“After keeping its markets closed for almost a month, Russia announced that it would only allow 15% of listed shares to trade, foreigners are prohibited from selling their shares and short selling in general was prohibited. Meanwhile, Russia has made it clear that it will devote government resources to artificially supporting the actions of trading companies,” he said.

“This is not a real market or a sustainable model, which only underlines Russia’s isolation from the global financial system.

Traders agreed the heavy restrictions meant Moscow was not a properly functioning market. “The Moex rallied early in trading, but that’s what happens if a lot of people can’t sell,” Neil Wilson of pointed out.

Sign up for the daily Business Today email or follow Guardian Business on Twitter at @BusinessDesk

Chemical company PhosAgro, which produces fertilizers and phosphates, jumped 26% while oil and gas group Tatneft jumped 20% and energy giant Gazprom 13.4%. Nickel and palladium miner Nornickel rose 10%.

Airline Aeroflot sank 16%, the biggest drop, as Russian planes were banned from EU and UK airspace.

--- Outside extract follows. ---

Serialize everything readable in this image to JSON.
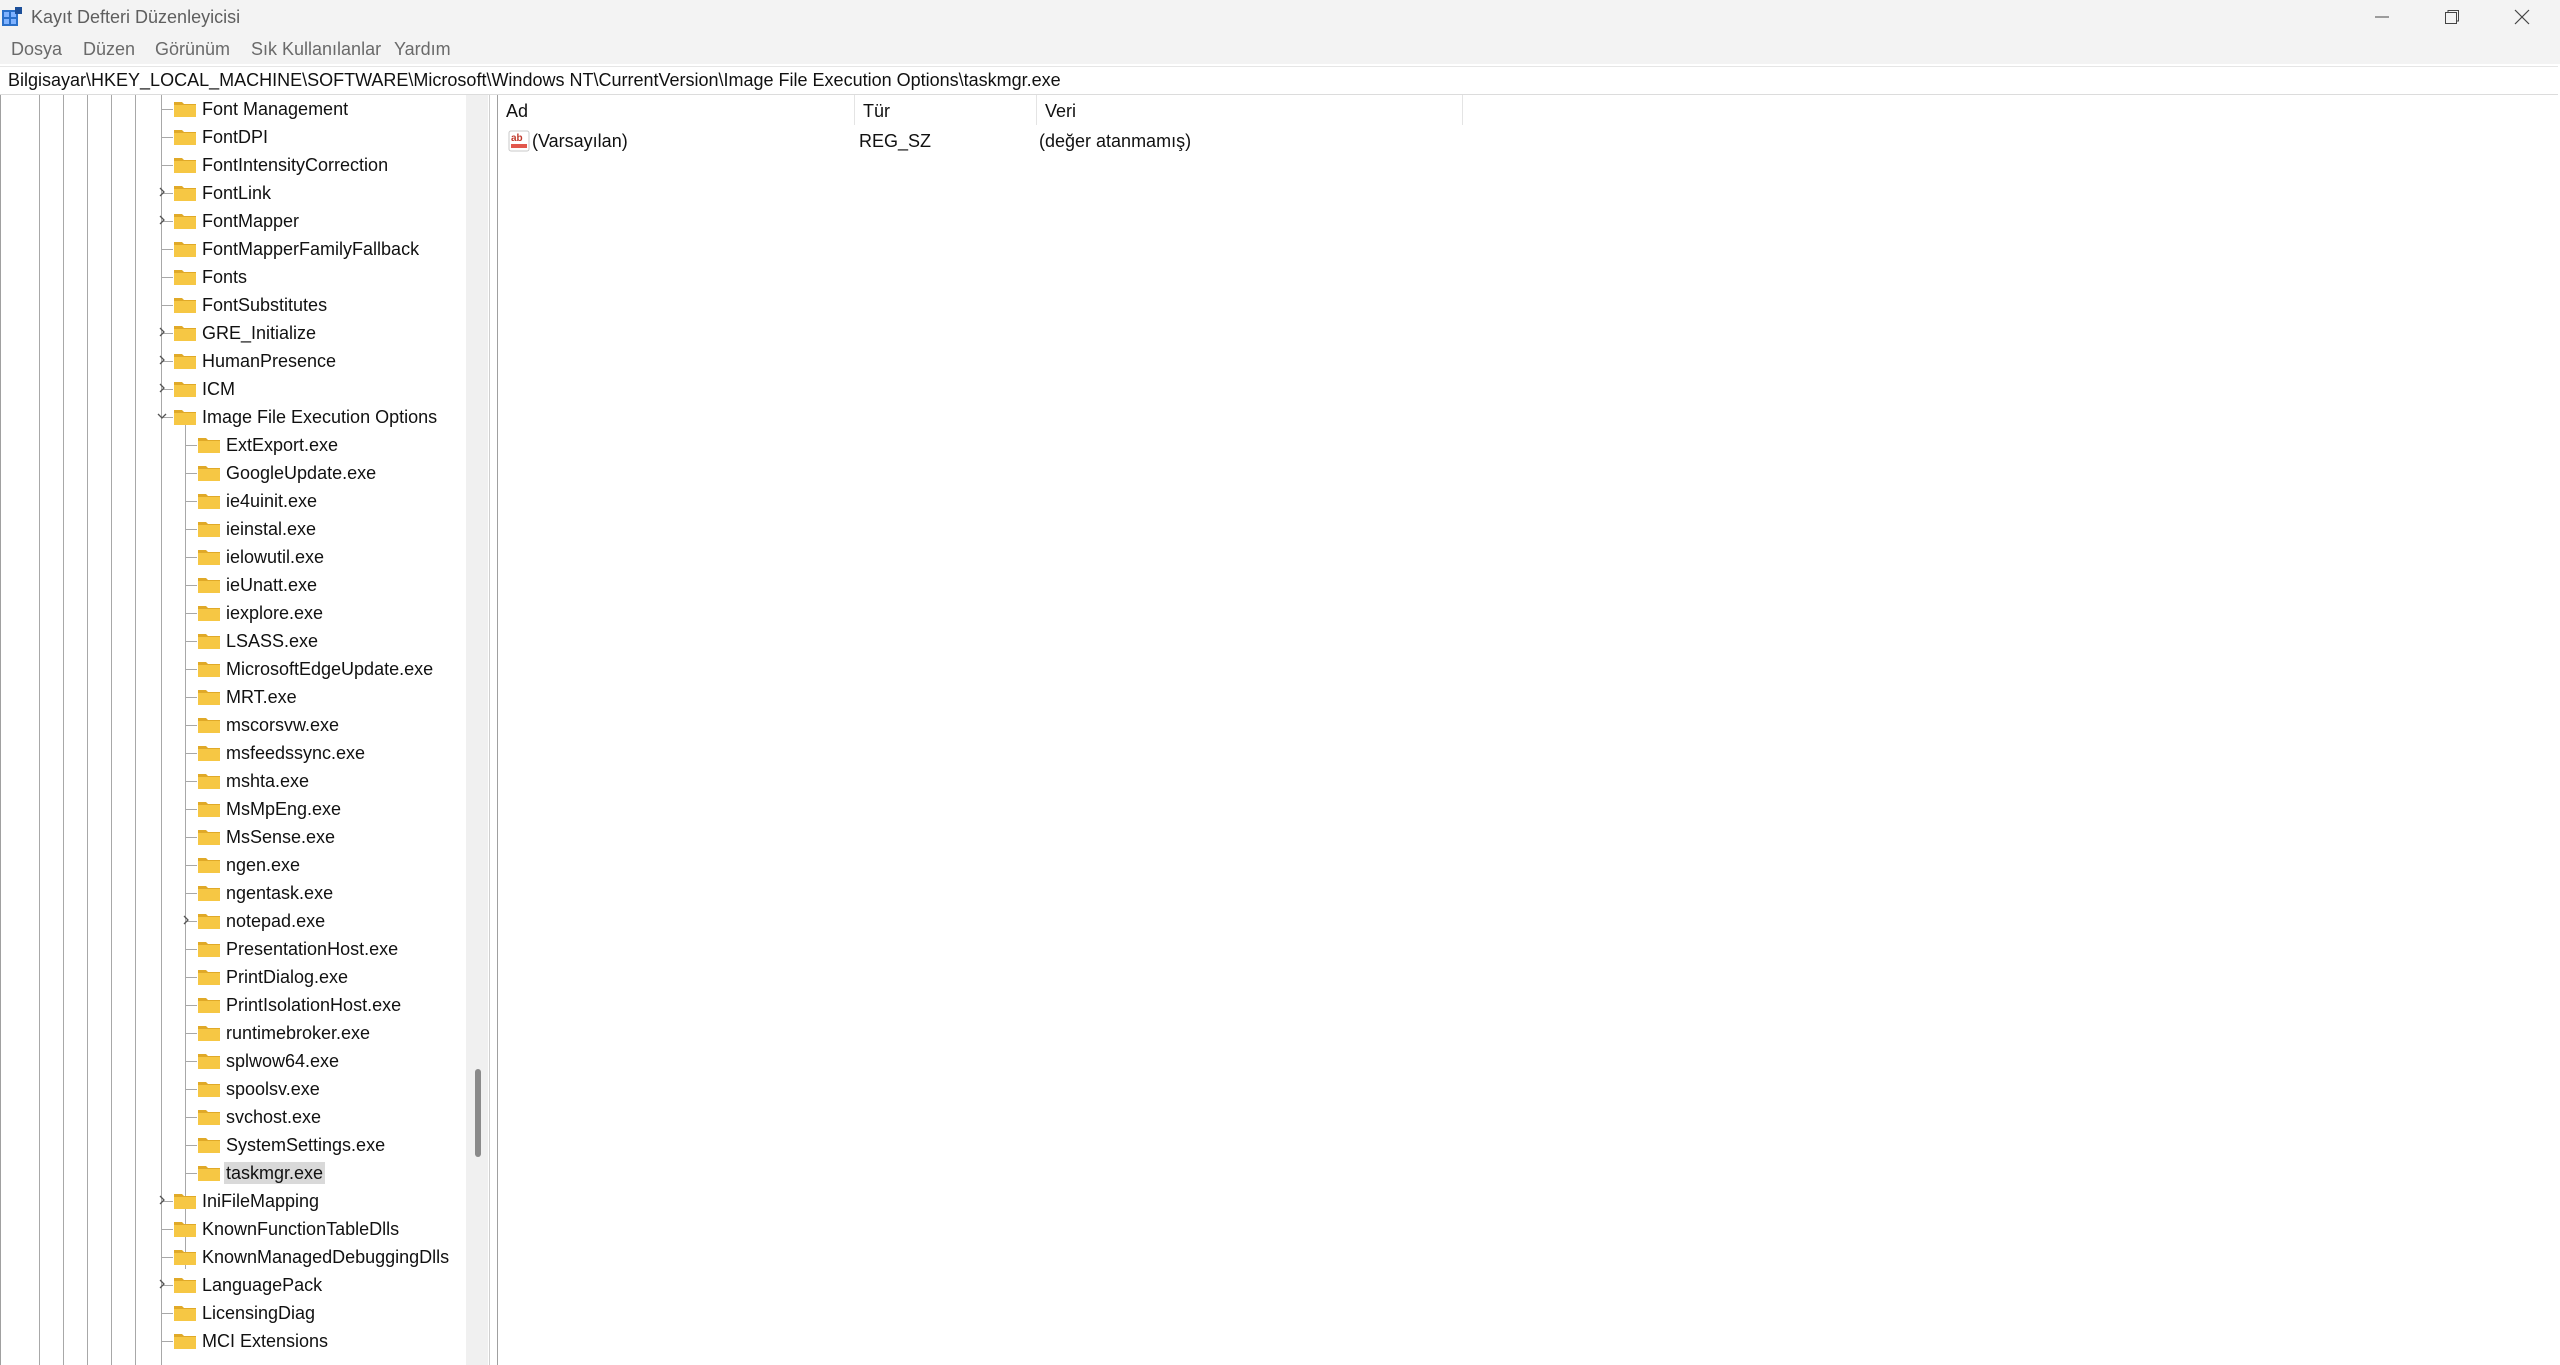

State-owned bank VTB fell 5.5%. hit by Western sanctions. Pipeline operator Transneft fell 6% and children’s toy retailer Detsky Mir lost 5.5%.

Despite Thursday’s rally, the Moex is still down nearly a third this year, after weakening ahead of the invasion of Ukraine and plunging in its early stages, before being suspended .

The ruble fell nearly 10% to around 98 rubles to the dollar, reversing Wednesday’s gains after Vladimir Putin said ‘unfriendly’ countries would be forced to pay for gas purchases in rubles rather than dollars .